In our department, we are particularly concerned with the functionalization of the polysaccharides: dextran, levan, chitosan and alginic acid.
Dextran is a neutral, water-soluble polysaccharide, which is produced extracellularly from sucrose, by bacteria of the genus Leuconostoc (L. mesenteroides and L. dextranicum). As biocompatible materials, they have a multitude of potential applications. Dextran derivatives can be used as coating material for magnetic nanoparticles, for coating biosensor surfaces, or as scaffolds for tissue engineering.
Key derivatives in our department are carboxymethyldextran (CMD) and aminodextran (AMD). While CMD can be produced by etherification, with monochloroacetic acid in alcohol/sodium hydroxide mixtures, AMD is obtained by partial periodate cleavage and subsequent reductive amination. By varying the corresponding reaction conditions, carboxymethyldextranes, with different degrees of substitution (DS ~ 0.7 - 1.7) can be synthesized. Due to its carboxyl groups, the CMD is particularly suitable for the immobilization of amino group-containing biomolecules, active ingredients, dyes or linkers.
In contrast, the introduced amino groups of the AMD (approx. 80 - 300 µmol NH2/g, depending on reaction conditions), allow the binding of molecules containing carboxyl groups. By further derivatization reactions, radical cross-linkable groups (e.g. methacrylates), can also be introduced into the dextran.
The interest in chitosan derivatives as potential materials for use in medicine, has recently increased considerably. This is due to their minimal foreign body reaction, their antibacterial, anti-inflammatory and haemostatic effects, and their ability to form porous, three-dimensional structures, which are important for improved cell ingrowth behavior. The limited solubility of chitosan (only soluble in diluted acids), is a challenge for applications in the medical field, as well as for the performance of certain functionalization reactions. By selective acetylation of the free amino groups (adjustment of the DD to approx. 50 %), it is possible to obtain chitosan, which is soluble at neutral pH. Water-soluble chitosan derivatives can be produced by carboxymethylation, sulfation and phosphorylation reactions.

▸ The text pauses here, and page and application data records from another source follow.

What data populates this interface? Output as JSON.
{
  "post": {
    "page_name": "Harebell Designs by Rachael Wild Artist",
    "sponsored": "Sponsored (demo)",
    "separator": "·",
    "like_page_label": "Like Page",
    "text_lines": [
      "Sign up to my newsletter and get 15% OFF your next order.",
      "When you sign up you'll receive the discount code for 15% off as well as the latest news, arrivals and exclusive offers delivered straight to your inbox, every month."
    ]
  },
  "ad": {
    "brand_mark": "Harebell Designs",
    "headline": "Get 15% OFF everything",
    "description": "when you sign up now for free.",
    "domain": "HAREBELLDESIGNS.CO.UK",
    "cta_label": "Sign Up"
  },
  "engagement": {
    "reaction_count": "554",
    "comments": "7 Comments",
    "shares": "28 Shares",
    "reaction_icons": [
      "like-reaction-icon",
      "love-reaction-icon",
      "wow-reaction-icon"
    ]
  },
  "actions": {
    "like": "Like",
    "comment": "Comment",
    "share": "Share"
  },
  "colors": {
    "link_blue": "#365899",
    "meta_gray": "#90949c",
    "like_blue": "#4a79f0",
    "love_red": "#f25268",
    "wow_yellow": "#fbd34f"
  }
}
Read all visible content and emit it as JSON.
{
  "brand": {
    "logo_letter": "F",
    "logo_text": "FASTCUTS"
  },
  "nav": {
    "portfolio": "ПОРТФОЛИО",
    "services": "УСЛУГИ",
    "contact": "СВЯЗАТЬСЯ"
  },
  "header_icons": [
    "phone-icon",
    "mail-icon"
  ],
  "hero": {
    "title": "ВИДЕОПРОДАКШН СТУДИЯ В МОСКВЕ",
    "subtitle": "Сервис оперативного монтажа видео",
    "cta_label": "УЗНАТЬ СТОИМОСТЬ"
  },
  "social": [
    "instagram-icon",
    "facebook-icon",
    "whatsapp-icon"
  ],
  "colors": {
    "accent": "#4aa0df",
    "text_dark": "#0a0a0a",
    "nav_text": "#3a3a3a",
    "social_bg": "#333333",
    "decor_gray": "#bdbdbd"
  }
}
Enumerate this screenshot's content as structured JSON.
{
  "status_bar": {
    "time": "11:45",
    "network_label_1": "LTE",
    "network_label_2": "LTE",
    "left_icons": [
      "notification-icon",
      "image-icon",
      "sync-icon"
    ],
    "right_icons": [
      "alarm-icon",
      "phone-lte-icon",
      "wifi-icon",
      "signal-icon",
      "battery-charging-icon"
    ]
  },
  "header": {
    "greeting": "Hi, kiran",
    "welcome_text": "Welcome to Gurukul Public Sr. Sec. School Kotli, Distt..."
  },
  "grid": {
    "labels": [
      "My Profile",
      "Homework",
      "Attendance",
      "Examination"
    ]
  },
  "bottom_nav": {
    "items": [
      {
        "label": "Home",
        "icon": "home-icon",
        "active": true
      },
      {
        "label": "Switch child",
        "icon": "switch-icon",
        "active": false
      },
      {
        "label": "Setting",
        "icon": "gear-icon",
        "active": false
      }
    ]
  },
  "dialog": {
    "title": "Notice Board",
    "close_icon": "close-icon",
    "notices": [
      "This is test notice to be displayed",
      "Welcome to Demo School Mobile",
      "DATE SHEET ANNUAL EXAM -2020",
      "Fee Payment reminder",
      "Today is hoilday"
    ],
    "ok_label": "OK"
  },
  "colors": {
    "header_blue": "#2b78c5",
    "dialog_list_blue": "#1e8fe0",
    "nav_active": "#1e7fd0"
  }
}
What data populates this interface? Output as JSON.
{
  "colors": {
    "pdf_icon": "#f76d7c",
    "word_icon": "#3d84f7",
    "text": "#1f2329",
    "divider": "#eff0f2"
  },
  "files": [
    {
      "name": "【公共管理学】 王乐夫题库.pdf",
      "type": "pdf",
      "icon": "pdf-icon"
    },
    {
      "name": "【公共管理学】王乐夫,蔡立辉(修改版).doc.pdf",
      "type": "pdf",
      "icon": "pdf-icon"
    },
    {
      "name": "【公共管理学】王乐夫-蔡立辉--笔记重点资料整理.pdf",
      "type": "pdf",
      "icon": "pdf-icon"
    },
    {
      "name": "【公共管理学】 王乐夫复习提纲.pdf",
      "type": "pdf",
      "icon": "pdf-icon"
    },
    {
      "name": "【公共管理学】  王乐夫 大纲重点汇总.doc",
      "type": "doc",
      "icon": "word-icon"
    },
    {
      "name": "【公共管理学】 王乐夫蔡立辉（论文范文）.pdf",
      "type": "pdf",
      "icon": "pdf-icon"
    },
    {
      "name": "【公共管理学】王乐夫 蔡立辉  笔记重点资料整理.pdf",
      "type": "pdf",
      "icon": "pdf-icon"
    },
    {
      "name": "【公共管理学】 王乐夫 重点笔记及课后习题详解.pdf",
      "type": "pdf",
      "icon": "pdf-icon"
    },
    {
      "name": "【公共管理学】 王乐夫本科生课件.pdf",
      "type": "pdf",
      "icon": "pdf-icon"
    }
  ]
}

Alginic acid is formed by brown algae and some bacteria (e.g. Azotobacter). The salts of alginic acid (alginates), are mainly used as thickening or gelling agents. We deal with the introduction of sulfate, or carboxymethyl groups, into the polymer backbone, to obtain biologically active substances or carrier materials. The sulfation is mainly performed using the SO3/pyridine complex in DMF as a solvent. Sulfated alginates with a sulfation degree of approx. 1.5 - 2.5 are obtained, depending on the reaction conditions. The molar masses of the alginates used, change only slightly during this reaction. The carboxymethylation of alginates, is carried out analogously to that of dextran. The degree of substitution is found to be between 0.2 - 0.9. By intercalation of divalent cations (e.g. calcium and barium ions), into the structure of the GG blocks, hydrogels can be produced from alginates.
We would be pleased to take over your custom synthesis. Detailed information about the synthesizable compounds can be found here.